In our first two days on the water we encountered four different species of odontocetes – rough-toothed dolphins, short-finned pilot whales, pantropical spotted dolphins and spinner dolphins. Our first sighting this morning was a large and dispersed group of pilot whales, and we were able to photo-identify most of the individuals and collect breath samples from three individuals, for a study of stress hormones being undertaken by Kristi West at Hawai’i Pacific University.
Taking photos of short-finned pilot whales – the camera Kimberly Wood is using has a laser photogrammetry system that projects two green dots exactly 15 cm apart on the body or dorsal fin of the whale, so that we can use these known distances to obtain measurements of the blowhole and front part of the body. Kimberly also has a GoPro around her head to capture video of the whales. (c) Robin W. Baird 2015
Short-finned pilot whales, April 17, 2015 (c) Robin W. Baird 2015
We also found a group of pantropical spotted dolphins and photographed many of the individuals present – April 17, 2015 (c) Robin W. Baird 2015
Rough-toothed dolphin surfacing, April 17, 2015 – our third species for the day – (c) Annie M. Gorgone
The R/V Wild Whale, a 27′ Boston Whaler, our primary research vessel, with a group of melon-headed whales off Kona, October 19, 2011. Photo (c) Dan McSweeney.
This map shows all our previous effort off the island of Hawai‘i during the month of April – we’ve worked off Kona in April in a number of different years (2010, 2009, 2008, 2002).
All photos are copyrighted and should not be used without permission (contact Robin Baird at rwbaird (at) cascadiaresearch.org for permission).

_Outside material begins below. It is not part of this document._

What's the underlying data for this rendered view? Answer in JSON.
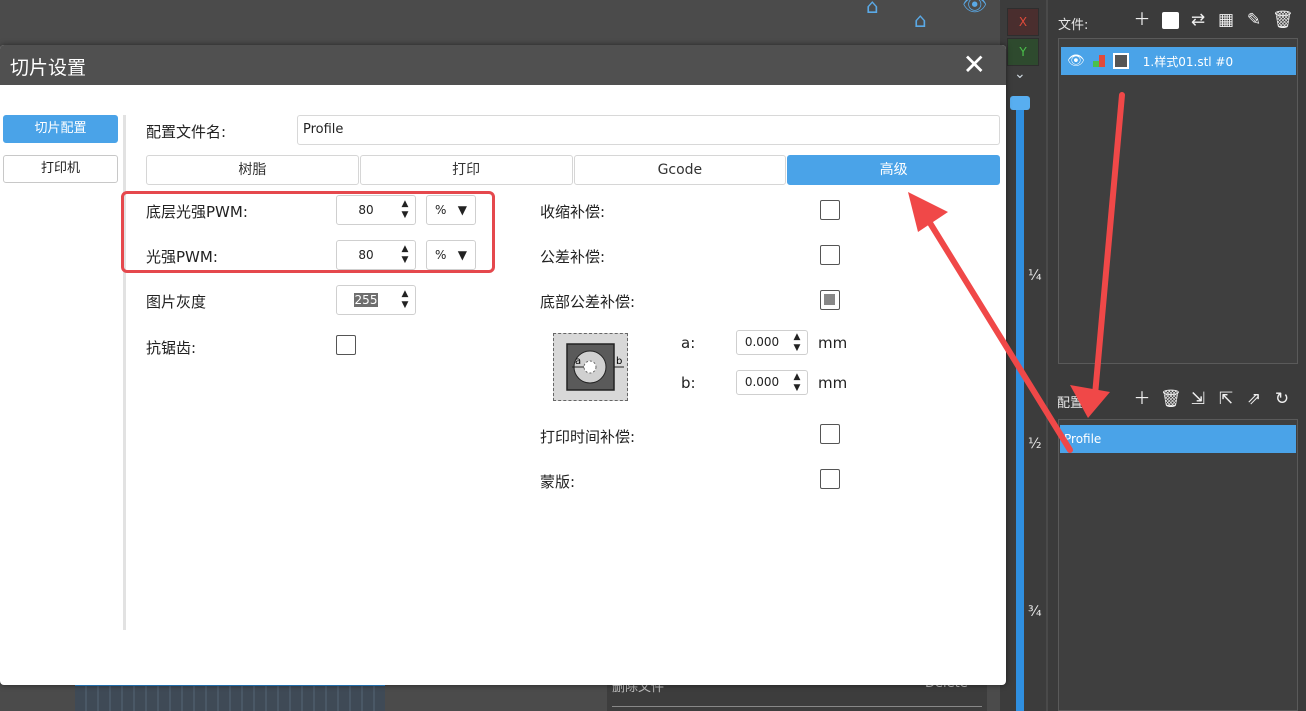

Like us on Facebook page if you want to receive notices of when information is posted and updates on other Cascadia projects.